You will then proceed to go back and forth through each side, through each hole with each needle, creating somewhat of a figure eight pattern as you stitch. For a visual look at this, watch the video below:
Once you sew through your last hole on each side, sew back two holes to lock the stitch into place. Pull each thread through the back side and trim them flush with your project.
Note: When going through the stitch a second time, it may be a bit of a tight fit. Pliers may come in handy for leverage.
Fold the leather flap over, leaving roughly half an inch from the bottom and repeat the process. Apply a thin line of contact cement where they meet to hold the leather in place, punch your holes into the leather, perform the saddle stitch, and lastly, sew back two holes, trimming the thread in the back.
Setting a Rivet
Next you will want to create the seat on which the butt of the axe will rest on. To do this, use a 1/8″ drive punch to put one hole into each of the tabs, roughly 1/4″ from the outside edge. This will allow for the two tabs to be attached together with a rivet.
A rivet is a short metal pin designed to join or fasten two pieces of leather together. It has a domed cap that the pin will expand into when struck to hold it securely into place.
Overlapping the pieces of leather, push the pin through the overlapping holes from the rough side of the leather so that the domed cap can be applied from the outside. To set the rivet into place, rest the flat side of the hardware on a solid surface, such as a small anvil, and then secure the rivet in place by striking a domed rivet setter with a mallet.
Finishing the Sheath
To stitch the outside of your sheath, it will help to first scribe a mark 1/8″ from the edge. A tool like the wing dividers pictured above make quick work of this task. Mark the blade end of the hatchet, as well as a few inches along the bottom.

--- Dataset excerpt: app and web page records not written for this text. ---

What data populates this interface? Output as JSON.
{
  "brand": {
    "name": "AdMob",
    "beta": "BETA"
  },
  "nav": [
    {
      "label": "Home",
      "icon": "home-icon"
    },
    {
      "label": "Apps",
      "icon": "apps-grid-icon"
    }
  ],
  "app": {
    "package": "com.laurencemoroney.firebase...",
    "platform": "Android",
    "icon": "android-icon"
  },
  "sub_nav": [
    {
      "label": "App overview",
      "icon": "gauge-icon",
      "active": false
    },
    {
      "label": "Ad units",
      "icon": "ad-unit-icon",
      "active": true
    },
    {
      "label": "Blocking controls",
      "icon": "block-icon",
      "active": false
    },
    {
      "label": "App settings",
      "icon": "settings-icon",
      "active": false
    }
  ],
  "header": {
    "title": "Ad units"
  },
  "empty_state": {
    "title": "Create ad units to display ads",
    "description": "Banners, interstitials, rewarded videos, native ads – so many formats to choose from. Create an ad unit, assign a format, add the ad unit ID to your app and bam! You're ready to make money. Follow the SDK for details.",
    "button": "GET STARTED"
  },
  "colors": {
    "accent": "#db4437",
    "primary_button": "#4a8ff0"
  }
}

Tip: Many hatchet handles are wider at the bottom than the top for weight. When marking your sewing line for the bottom, ensure that you leave more than enough room for the bottom of the handle to pass through the gap easily.
Following the same saddle stitch procedure as before, use contact cement along the edges that you are securing, to hold it in place for punching. Starting at the intersecting corner, begin your punch 1/8″ from the edge on both sides and work your way up the blade end of the sheath, followed by the underside of the blade.
Using one continuous piece of thread for the line, begin stitch from the top corner of the hatchet blade, work around the angle, along the bottom few inches and then back two holes to lock the stitch into place.
This will complete your belt hatchet cover.
You can add oil to treat the leather, however note that it will darken the leather. To avoid over oiling your leather, apply in several thin, even coats.
Michael Magnus is a digital advertising lecturer, consultant, and freelancer based in North Texas. When not teaching or with his family, Magnus promotes the art of leatherworking as a recreational leathercraft historian and content creator with the Elktracks Studio Foundation.